The reported espionage employed a tactic known as spear-phishing where infiltrators, operating under the guise of a legitimate sender, email specific victims a virus-laden file or link. In this case, the hackers used email addresses from military and other government organizations, Jaime Blasco, manager of AlienVault Labs, said Tuesday.
Some emails went to employees at U.S. military contractors, he said, but declined to discuss any information related to specific victims.
The lab traced samples of the malicious software to network addresses in China, AlienVault disclosed last month.
Blasco has since discovered from the same spies separate malware that is capable of overriding Pentagon smart card credentials, known as the Common Access Card, to get into protected resources, he said Tuesday. In addition, the intruders have been pursuing other government organizations with information of interest to Chinese intelligence operations -- including the General Services Administration, the U.S. government's buying arm, and the Central Tibetan Administration.

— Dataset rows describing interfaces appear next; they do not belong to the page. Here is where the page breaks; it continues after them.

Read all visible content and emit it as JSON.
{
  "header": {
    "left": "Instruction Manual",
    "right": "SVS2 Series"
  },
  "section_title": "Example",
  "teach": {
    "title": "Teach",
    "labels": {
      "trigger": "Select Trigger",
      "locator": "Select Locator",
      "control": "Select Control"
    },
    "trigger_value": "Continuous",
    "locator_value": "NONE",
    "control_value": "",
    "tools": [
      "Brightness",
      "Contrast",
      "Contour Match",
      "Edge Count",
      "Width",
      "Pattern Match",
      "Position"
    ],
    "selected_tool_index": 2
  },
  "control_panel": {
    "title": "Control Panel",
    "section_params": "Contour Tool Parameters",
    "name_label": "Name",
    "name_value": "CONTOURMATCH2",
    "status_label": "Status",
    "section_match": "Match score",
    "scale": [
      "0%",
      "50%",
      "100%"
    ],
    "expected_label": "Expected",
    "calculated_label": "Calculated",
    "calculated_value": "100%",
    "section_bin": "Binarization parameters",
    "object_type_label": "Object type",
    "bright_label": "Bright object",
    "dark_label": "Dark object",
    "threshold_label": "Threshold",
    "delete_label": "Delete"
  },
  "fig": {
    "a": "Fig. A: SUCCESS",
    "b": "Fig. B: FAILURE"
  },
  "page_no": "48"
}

"After studying all these attacks and all the methods used, we can conclude that they are likely the same group behind all these attacks," Blasco said.
The Chinese government is believed to sponsor cyber strikes on U.S. assets regularly, with the Office of the Director of National Intelligence reporting in November 2011 that "Chinese actors are the world's most active and persistent perpetrators of economic espionage."
The thinking is that the authors of the virus are snooping on the U.S. government's plans for remotely piloted aircraft by infiltrating the computers of the aircrafts' designers. "In most of the campaigns the malware dropped displays some document or media attractive to the victim," Blasco reported last month. One server consistently sent viruses showing drone images labeled as Defense Department media; computer-generated drone renderings; and Boeing Co. drone prototypes. The campaign appears to have been running since at least September.
This particular malware, called Sykipot, works by injecting itself into a victim's browser or email account and then following orders from the hacker's command-and-control server, Blasco said. The intruder is capable of ordering the virus to extract documents or insert phony materials, for example. As of December 2011, only a couple of thousand server programs were running these files online and nearly 80 percent of them were located in China, he said.
The outsiders apparently tried to hide their footsteps by redirecting commands through hacked U.S. servers. "If someone is seeing that traffic, for instance the security team of the victim organization, it will look less suspicious," he said.
"We shouldn't jump to assumptions but whoever is behind Sykipot is massively collecting information from targeted victims that covers dozens of industries," Blasco wrote in December. There are several clues pointing to China. At least six Chinese network locations, or IP addresses, were hosting the command-and-control servers, he found. In addition, one of the tools the authors used to package the email campaigns contained message errors in Chinese. Also, all the documentation to set up the framework for running the server software is written in Mandarin. And most of the Web addresses displaying the images were registered on Xinnet, a Chinese domain name seller.
This is not the first time cybersecurity researchers have uncovered evidence of a single operative undertaking aggressive surveillance of military contractors. In 2011, McAfee investigators reported that during a targeted five-year operation, one specific entity penetrated the computers of 72 global organizations, including six federal agencies, 13 defense contractors and two computer security companies.
Pentagon officials were not immediately able to comment.
A GSA spokesman said in a statement, "like every federal agency, we're constantly on the lookout for new attacks against our systems. We've successfully used best-in-class techniques and safeguards to prevent inappropriate access to our systems and continually educate our employees to be on the watch for phishing scams."